8 Dead in Aircraft Crash at NAIA
The Aircraft Crash in NAIA 2020
The 8 people have an Aircraft crash on a medical evacuation mission to Tokyo, Japan, are dead after the Agusta WW24 aircraft they were on caught fire Sunday, 8 p.m. at the Ninoy Aquino International Airport. Those who died were an American national, a Canadian national, a flight medic, a nurse, a doctor, and three flight crew, Manila International Airport Authority General Manager Ed Monreal confirmed. Airport authorities were tight-lipped about why the medical evacuation was supposed to take place. The Investigation of Aircraft crash on the incident is still ongoing, but an initial statement from the Civil Aviation Authority of the Philippines said the aircraft reportedly encountered a technical problem while rolling for takeoff on Runway 06/24.
The MIAA said the accident happened at the end of the runway as the plane was taking off. The MIAA said its fire and rescue team was immediately dispatched to extinguish the flames that engulfed the plane. Monreal said the closure of the airport’s runway would cause minimal disruptions in NAIA’s operations, which have already scaled down as a result of numerous flight cancellations due to travel restrictions imposed by various countries to contain the COVID-19 pandemic.
Fleet to be grounded?
Airport authorities are refusing to discuss any other details surrounding the accident. Still, CAAP Deputy Director General Don Mendoza said the aircraft, operated by Lionair, is air-worthy and that its pilot’s licenses are current. Mendoza also confirmed that the same aircraft was also used to ferry medical equipment to Iloilo on Saturday.

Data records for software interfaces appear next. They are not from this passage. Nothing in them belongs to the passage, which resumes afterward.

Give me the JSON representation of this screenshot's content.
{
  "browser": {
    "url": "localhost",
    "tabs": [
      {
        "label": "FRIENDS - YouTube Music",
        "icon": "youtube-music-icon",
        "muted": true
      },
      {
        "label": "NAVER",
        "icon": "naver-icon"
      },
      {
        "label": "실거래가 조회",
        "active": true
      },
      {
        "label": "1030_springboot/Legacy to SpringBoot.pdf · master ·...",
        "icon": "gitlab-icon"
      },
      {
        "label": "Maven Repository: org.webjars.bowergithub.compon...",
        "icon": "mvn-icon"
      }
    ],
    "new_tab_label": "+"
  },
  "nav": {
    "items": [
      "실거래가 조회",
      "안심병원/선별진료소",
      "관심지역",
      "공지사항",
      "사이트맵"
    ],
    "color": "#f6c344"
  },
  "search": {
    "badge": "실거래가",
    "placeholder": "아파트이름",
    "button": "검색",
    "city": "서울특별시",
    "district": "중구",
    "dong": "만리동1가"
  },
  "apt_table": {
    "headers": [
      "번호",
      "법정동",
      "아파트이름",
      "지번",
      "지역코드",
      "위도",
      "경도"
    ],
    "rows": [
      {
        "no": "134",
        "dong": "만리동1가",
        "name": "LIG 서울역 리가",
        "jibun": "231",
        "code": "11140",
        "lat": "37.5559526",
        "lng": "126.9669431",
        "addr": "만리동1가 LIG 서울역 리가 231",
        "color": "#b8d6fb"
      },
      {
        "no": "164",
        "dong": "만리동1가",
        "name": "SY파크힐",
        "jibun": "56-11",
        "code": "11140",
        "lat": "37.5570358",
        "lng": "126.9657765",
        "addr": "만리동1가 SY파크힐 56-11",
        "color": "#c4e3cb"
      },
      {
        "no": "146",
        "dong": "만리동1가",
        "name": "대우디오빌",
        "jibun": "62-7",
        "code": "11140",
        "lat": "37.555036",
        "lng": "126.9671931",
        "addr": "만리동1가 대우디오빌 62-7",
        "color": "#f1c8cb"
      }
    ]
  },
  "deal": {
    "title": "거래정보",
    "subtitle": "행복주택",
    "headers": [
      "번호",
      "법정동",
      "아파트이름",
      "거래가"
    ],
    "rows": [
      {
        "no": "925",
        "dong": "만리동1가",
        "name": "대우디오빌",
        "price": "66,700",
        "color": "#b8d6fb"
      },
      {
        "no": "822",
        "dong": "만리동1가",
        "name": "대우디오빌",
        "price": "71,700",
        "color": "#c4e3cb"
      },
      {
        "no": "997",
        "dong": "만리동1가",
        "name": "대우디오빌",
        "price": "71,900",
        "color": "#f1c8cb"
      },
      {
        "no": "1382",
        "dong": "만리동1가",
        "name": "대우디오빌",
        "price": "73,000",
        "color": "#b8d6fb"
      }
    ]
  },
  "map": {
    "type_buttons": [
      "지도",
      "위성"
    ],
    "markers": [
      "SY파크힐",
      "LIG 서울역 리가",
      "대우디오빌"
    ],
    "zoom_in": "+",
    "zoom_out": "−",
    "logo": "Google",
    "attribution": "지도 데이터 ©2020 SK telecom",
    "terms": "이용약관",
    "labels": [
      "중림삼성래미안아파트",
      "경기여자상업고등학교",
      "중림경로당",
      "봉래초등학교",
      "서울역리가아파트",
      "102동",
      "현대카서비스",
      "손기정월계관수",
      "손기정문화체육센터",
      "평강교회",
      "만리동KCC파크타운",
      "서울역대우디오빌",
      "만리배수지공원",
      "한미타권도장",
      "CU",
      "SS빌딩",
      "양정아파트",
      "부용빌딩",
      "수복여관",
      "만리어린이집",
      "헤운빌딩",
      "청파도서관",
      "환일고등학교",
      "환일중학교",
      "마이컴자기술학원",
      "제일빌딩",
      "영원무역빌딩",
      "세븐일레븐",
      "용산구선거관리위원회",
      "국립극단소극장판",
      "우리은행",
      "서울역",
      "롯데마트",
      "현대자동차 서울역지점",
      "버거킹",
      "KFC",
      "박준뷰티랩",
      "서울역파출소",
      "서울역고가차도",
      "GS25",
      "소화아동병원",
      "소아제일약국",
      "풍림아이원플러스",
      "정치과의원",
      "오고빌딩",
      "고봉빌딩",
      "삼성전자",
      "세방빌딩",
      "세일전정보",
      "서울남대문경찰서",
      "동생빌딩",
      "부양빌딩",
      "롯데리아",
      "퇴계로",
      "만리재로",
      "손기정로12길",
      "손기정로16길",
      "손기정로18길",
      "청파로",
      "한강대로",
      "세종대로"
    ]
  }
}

Mendoza also said they are looking into the possibility of grounding Lionair’s whole fleet, as it also operated another medical evacuation aircraft which crashed in Calamba last September 2019.
“Right now the initial step that we are looking into is grounding the whole fleet. It’s quite alarming, but we are looking into the records of this unfortunate event that happened to Lionair,” Mendoza said. MANILA, Philippines (3rd UPDATE) – All 8 people aboard a medical evacuation plane were killed in a crash during takeoff at the Ninoy Aquino International Airport (NAIA) on Sunday evening, March 29.
The Manila International Airport Authority (MIAA) said in a statement that the incident “happened at the end of Runway 24 while the aircraft was taking off” at around 8 pm.
On Twitter, Senator Richard Gordon said those aboard included a flight medic, nurse, doctor, 3 flight crew, and a patient and the patient’s companion.
Authorities said in a press briefing late Sunday that 6 Filipinos and 2 foreigners – a Canadian and an American – were aboard the plane.
Their names cannot be disclosed yet, according to authorities.
MIAA said its fire and rescue team was immediately dispatched to the site after the crash “to douse the flames with chemical foam.”
The fire was put out by 9:02 pm, according to the Bureau of Fire Protection,
The plane “reportedly encountered a technical problem,” the Civil Aviation Authority of the Philippines said in a statement. CAAP Deputy Director-General for Operations Capt. Donald Mendoza said that Manila tower already expressed alarm at the inability of the airplane to take flight considering its size.
He said that the aircraft was airworthy and the pilots’ licenses were valid. A day before the accident, the plane flew to Iloilo for the delivery of medical supplies.
Authorities declared fire out about an hour after the incident. The runway has been temporarily closed.
Aircraft Accident Investigation and Inquiry Board (AAIIB) chief investigator Rainier Baculinao has been dispatched to investigate the cause of the accident.
MIAA said the plane was carrying two passengers and six crew members.
Senator Richard Gordon, chairman of the Philippine Red Cross, initially said on Twitter there were eight passengers on board: a flight medic, nurse, doctor, three flight crew, one patient and its companion.
A source told Stand For Truth reporter Shai Lagarde that the plane was supposed to be delivering medical supplies.